Isco 2000 Kit w Extras
Isco 2000 Kit w Extras
Kit will include factory 52mm clamp, a 72mm Front Filter Clamp (for attaching close up diopters, fader, ND and other filters) and a CineMorph or Flare/Streak Filter of your choice or Shipping Upgrade. Please email us after purchasing to specify filter choice.
Also includes a rare and hard to find +0.5 strength diopter.
A rare 1.5x Isco Anamorphic lens. Only 1 available.
Non-Focusing adapter / Shoot-through focusing method (Like the Panasonic LA7200, and other similar newer modern Anamorphic adapters). You will focus your SLR lens only while shooting through the Isco lens.
1.5x stretch great for achieving 2.66:1 ratio on modern 16:9 sensors.
Multicoated glass, so flaring isn't as easy to achieve.
The same glass used on the famous Iscorama lenses.
Also included is a rare and hard to find +0.5 strength diopter.
Canon 5D and SLR lens not included.
Compatibility: On crop sensor cameras we've used the Isco 2000 on the 28mm Nikkor f2 lens with little to no vignetting.

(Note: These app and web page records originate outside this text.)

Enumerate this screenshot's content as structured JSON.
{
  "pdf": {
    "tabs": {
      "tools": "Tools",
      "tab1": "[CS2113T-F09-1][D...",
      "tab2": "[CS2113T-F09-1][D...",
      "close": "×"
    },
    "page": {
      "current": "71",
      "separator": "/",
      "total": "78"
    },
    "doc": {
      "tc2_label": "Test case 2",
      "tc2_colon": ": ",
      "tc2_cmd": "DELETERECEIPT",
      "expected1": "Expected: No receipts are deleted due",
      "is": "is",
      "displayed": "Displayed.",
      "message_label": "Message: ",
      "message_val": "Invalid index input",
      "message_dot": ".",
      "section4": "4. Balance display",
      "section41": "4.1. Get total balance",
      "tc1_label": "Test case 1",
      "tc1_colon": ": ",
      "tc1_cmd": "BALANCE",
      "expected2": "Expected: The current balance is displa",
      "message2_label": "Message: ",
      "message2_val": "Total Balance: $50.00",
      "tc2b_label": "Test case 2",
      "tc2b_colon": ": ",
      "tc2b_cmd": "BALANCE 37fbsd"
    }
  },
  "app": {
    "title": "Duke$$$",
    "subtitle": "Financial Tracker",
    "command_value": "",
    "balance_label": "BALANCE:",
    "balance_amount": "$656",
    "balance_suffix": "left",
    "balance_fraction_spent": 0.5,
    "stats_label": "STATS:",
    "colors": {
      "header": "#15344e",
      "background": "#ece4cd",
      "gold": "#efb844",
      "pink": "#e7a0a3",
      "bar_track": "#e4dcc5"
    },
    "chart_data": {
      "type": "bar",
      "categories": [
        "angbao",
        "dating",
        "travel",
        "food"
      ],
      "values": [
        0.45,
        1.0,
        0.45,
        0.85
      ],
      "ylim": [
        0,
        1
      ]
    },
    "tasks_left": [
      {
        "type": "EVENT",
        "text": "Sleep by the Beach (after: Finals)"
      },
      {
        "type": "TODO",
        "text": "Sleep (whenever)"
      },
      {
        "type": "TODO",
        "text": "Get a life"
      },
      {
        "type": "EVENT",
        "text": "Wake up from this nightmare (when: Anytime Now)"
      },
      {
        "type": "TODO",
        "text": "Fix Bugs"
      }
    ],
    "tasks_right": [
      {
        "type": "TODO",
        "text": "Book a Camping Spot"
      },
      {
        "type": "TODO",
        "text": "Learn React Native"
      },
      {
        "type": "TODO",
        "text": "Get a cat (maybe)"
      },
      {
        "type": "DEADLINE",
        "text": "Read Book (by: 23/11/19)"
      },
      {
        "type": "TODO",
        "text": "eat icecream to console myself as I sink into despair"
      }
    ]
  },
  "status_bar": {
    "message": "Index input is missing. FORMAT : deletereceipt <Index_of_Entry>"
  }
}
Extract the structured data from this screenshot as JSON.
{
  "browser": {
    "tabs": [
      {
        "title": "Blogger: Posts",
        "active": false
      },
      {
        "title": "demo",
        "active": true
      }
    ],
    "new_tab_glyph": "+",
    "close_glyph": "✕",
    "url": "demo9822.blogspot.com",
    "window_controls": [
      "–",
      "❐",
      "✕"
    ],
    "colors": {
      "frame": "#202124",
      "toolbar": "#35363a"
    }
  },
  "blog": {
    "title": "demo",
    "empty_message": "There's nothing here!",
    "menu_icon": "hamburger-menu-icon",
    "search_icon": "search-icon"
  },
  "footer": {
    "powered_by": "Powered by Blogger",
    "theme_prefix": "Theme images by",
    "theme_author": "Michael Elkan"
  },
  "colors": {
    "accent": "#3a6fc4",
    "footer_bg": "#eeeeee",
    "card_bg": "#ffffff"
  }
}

Q: Why do you use these lenses over more newer modern Anamorphics?
- These lenses are still much much sharper (and more affordable).
- The classic look and feel.
- Unlike using newer 1.33x Anamorphic lenses that tend to still look almost spherical (mainly due to lack of 2x Anamorphic Bokeh and wider depth of field), when using a 1.5x, 1.75x or 2x lens, your footage will scream Anamorphic-CinemaScope to the viewer.
Q: What's the difference between these lenses and other projection lenses found elsewhere?
A: There are many projection lenses but not all are made for filming and projecting. Most in fact are projection only. Most are aspherical (non anamorphic). And most are much larger, heavier and have a very long 12ft, 15ft, 25ft or even 50 foot minimum focus distance. With the extra length, weight and long focusing distance they make for very impractical shooting. We only deal with lenses that we would use ourselves daily which have practical features.
Q: Whats the best way to get a 2:4:1 ratio with these lenses?
A: Since these lenses yield an apprx 3:1 ratio when shooting with a 16x9 sensor, you'll need to crop or use a 4:3 or other squarish capture format. But 3:1 ratios are becoming somewhat popular these days in the music video world and on MTV.
Also, many camera makers are beginning to catch on and give us 4:3 and other more squarish capturing ratios. Many videos are being broadcast in super-wider mode lately, but shooting Raw or with a higher bit rate allows you to crop so to achieve the ratio of your choosing (16:9, 2.35:1, 3.55:1, etc.)
Q: How do you treat the image in post? Adobe Premiere and Photoshop?
A: Video - There are a few ways to do it in Premiere but we like to create a sequence based on the clips native setting whether its 4k or 1080 or 720. We put 1 clip on the timeline and change the motion settings in the Effects Control tab. Uncheck Uniform Scale and then change the height from 100 down to 50 if using a 2x lens. Or from 100 down to 75 if using a 1.5x. Some people will change the width from 100 up by 2 or 1.5x depending on the squeeze strength of the lens. Sometimes you'll bump it up or down a little to your liking. We personally leave it squeezed a little so that it screams cinemascope even more.
From there, just copy the clip and paste attributes to all the other clips in the timeline.
A: Photo - To de-squeeze, in Photoshop if your image is 1920 pixels in width and 1080 pixels in height you would adjust the height down by 50% or divided by 2 to 540 if using a 2x lens. Or double the width from 1920 to 3840 leaving the height at 1080.
You'll need to uncheck Image Constraints. Otherwise when you adjust the height the width will also try to stay constrained.